Some might, and I definitely will, argue yes. And this season will probably turn out to be a perfect example of how and why. Currently, there are eleven undefeated teams in the top-25: #1 Alabama, #2 Ohio St., #3 Michigan, #4 Clemson, #5 Washington, #6 Texas A&M, #8 Nebraska, #9 Baylor, #12 West Virginia, #14 Boise St., and #20 Western Michigan. Alabama and Texas A&M will face each other this Saturday, and Michigan will play Ohio St. in the final Saturday of the regular season, so theoretically, nine, that’s right nine, teams could end the regular season and go on to win their respective conference championship game, undefeated. Now, how to you determine the four best from nine undefeated teams. It’s safe to say that Western Michigan probably has no chance of making it to the playoff, no matter if they are undefeated and deserving. It’s also a safe estimate that neither will Boise State, even though they have made it a theme of theirs to play and defeat top-tier teams in premiere games. Things could, and probably will, get very confusing and frustrating when it comes time to choose college football’s final four, and it’s safe to say that many, many people are going to be very, very angry about it.

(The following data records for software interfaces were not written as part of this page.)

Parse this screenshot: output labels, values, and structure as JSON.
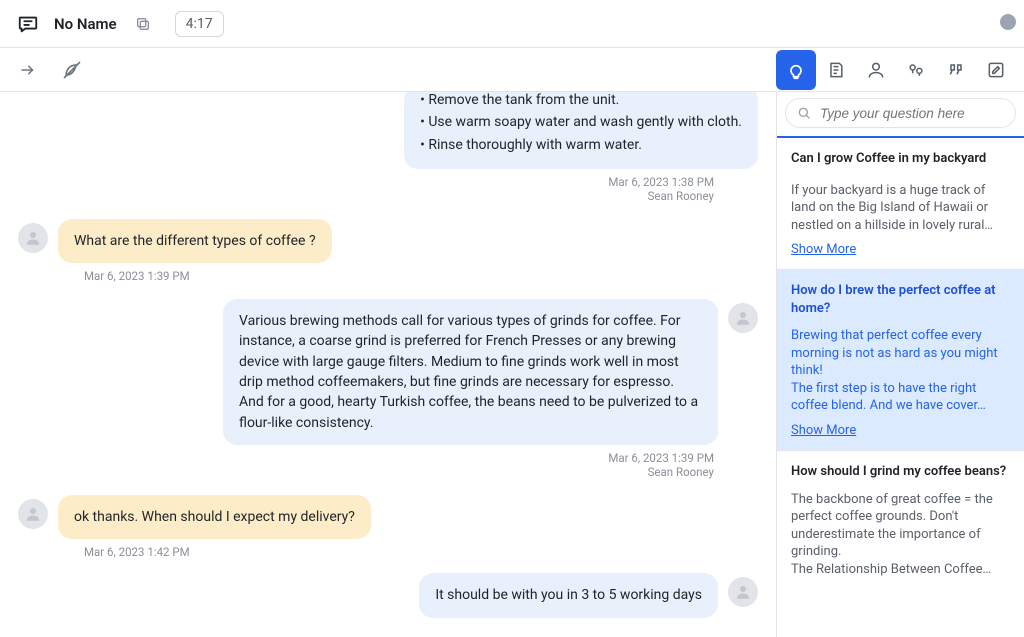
{
  "header": {
    "title": "No Name",
    "timer": "4:17"
  },
  "chat": {
    "agent_bullets": [
      "• Remove the tank from the unit.",
      "• Use warm soapy water and wash gently with cloth.",
      "• Rinse thoroughly with warm water."
    ],
    "m1_time": "Mar 6, 2023 1:38 PM",
    "m1_author": "Sean Rooney",
    "cust1": "What are the different types of coffee ?",
    "cust1_time": "Mar 6, 2023 1:39 PM",
    "agent2": "Various brewing methods call for various types of grinds for coffee. For instance, a coarse grind is preferred for French Presses or any brewing device with large gauge filters. Medium to fine grinds work well in most drip method coffeemakers, but fine grinds are necessary for espresso. And for a good, hearty Turkish coffee, the beans need to be pulverized to a flour-like consistency.",
    "m2_time": "Mar 6, 2023 1:39 PM",
    "m2_author": "Sean Rooney",
    "cust2": "ok thanks. When should I expect my delivery?",
    "cust2_time": "Mar 6, 2023 1:42 PM",
    "agent3": "It should be with you in 3 to 5 working days"
  },
  "knowledge": {
    "search_placeholder": "Type your question here",
    "cards": {
      "c1_title": "Can I grow Coffee in my backyard",
      "c1_body": "If your backyard is a huge track of land on the Big Island of Hawaii or nestled on a hillside in lovely rural…",
      "c1_more": "Show More",
      "c2_title": "How do I brew the perfect coffee at home?",
      "c2_body1": "Brewing that perfect coffee every morning is not as hard as you might think!",
      "c2_body2": "The first step is to have the right coffee blend. And we have cover…",
      "c2_more": "Show More",
      "c3_title": "How should I grind my coffee beans?",
      "c3_body1": "The backbone of great coffee = the perfect coffee grounds. Don't underestimate the importance of grinding.",
      "c3_body2": "The Relationship Between Coffee…"
    }
  }
}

I will argue that the BCS was in fact a better system than the current college football playoff format, as it inherently had created a playoff; we just called it by a different name. The playoff under the BCS was known as the regular season. Under the BCS, any loss, at any time, could destroy a team’s chance for the title. It didn’t matter if you lost in Week 1 or Week 12, a loss and your championship hopes were pretty much over. When other teams around you started to lose as well, that’s when things got really interesting.
Now there were arguments, disagreements, and disappointments with the BCS, but the same is true for the current playoff. No matter what happens, someone is going to be unhappy. I just preferred a season-long playoff as opposed to a single day playoff.